For Dave Nissen, founder of Wanderlust Tours, coming up with new ideas is a group effort.
"We at Wanderlust often find ourselves hanging out, sipping on suds at the end of the day, and brainstorming what would knock people's socks off," he said.
After 23 years in business, Nissen and his team of guides and naturalists may have hit on the one-two, sock-knocking combo. Next week, Wanderlust is launching its Summer Nights Dinner Canoe Tour, an evening outing that combines fine dining and lake exploration.
Eating on the beach
"This thing came about simply by putting ourselves in the shoes of our guests and saying, 'What could we do that would inspire with the natural world, and create something that people probably aren't going to do on their own?'" he said.
As an answer to that question, Wanderlust started Dinner Canoe Tours a few years ago. Guests enjoy a chef-prepared meal along the lakeshore, then step into canoes and paddle into the night.
Instead of a simple campfire cookout, chefs from Any Occasion Catering and Deschutes Brewery cook the meal on site, and serve it alongside local beer and wine. (Guests are limited to two drinks, since they will be canoeing afterward.) Guests sit riverside under the trees at linen-covered tables set with fancy flatware, and situated to serve up an expansive view of the Cascade Mountains.
"For being out in the forest, having someone prepare a spectacular meal for you and eating on linen is pretty darn sweet," he said.
From the table to the water, dinner is only the beginning
"If the body is satiated with a magnificent meal, then the soul becomes satiated with the spectacular unfurling of Mother Nature's daily activity," said Nissen.

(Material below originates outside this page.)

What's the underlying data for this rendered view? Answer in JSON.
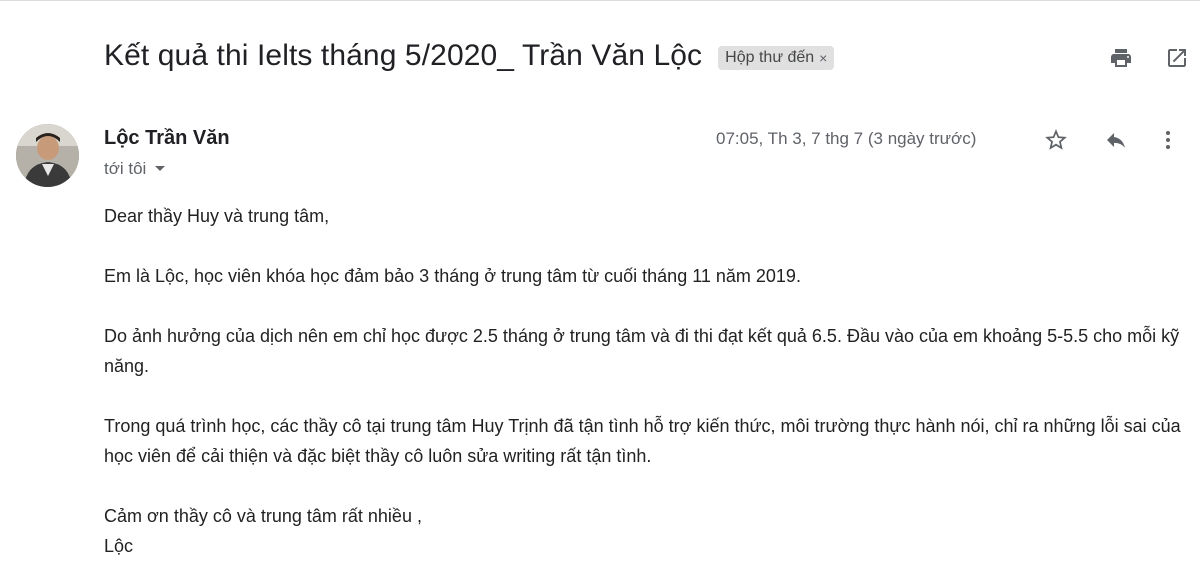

To capture Mother Nature at her finest, the tours head to either Elk Lake or Paulina Lake, chosen for their natural wonders and suitable shorelines. Nissen explained, "Being able to have dinner on the beach next to the lake, there aren't too many bodies of water that allow that to happen."
He continued, "The forest comes alive at night in a way that's different from the daytime. The bats start flitting around; owls fly overhead; sometimes, deer bathe in the lake; sometimes we'll watch otters cavort in the water; fish are jumping after flies. It's just spectacular stuff."
Groups paddle for an hour-and-a-half before returning to shore for freshly baked desserts and, if the weather permits, a campfire.
A one-of-a-kind tour
The tour usually takes groups of 14, and while it is recommended for ages 8 and up, Nissen said the Dinner Canoe Tour is an all-ages experience.
"We typically have lots of families. One family might book out the whole trip," he said. "(Then) you might have six or seven couples making up one group. It varies, but it's totally family-friendly when the occasion calls for it."
Guides also provide crash courses on how to paddle and maneuver canoes, since "most folks haven't paddled a boat since they were in Boy Scouts or Girl Scouts," Nissen joked.
Tours start at $125 per person, including food, drinks, canoes, gear, and transportation to and from the lakes. Guests depart from the Wanderlust Offices (by the Fred Meyers on 3rd Street) at 6pm and return by 11pm. The first Dinner Canoe Tour of the year is scheduled for Sunday, July 3, with future tours scheduled for July 9 and 30, and Aug. 13 and 27. To reserve your paddle, visit wanderlusttours.com or call 541-389-8359.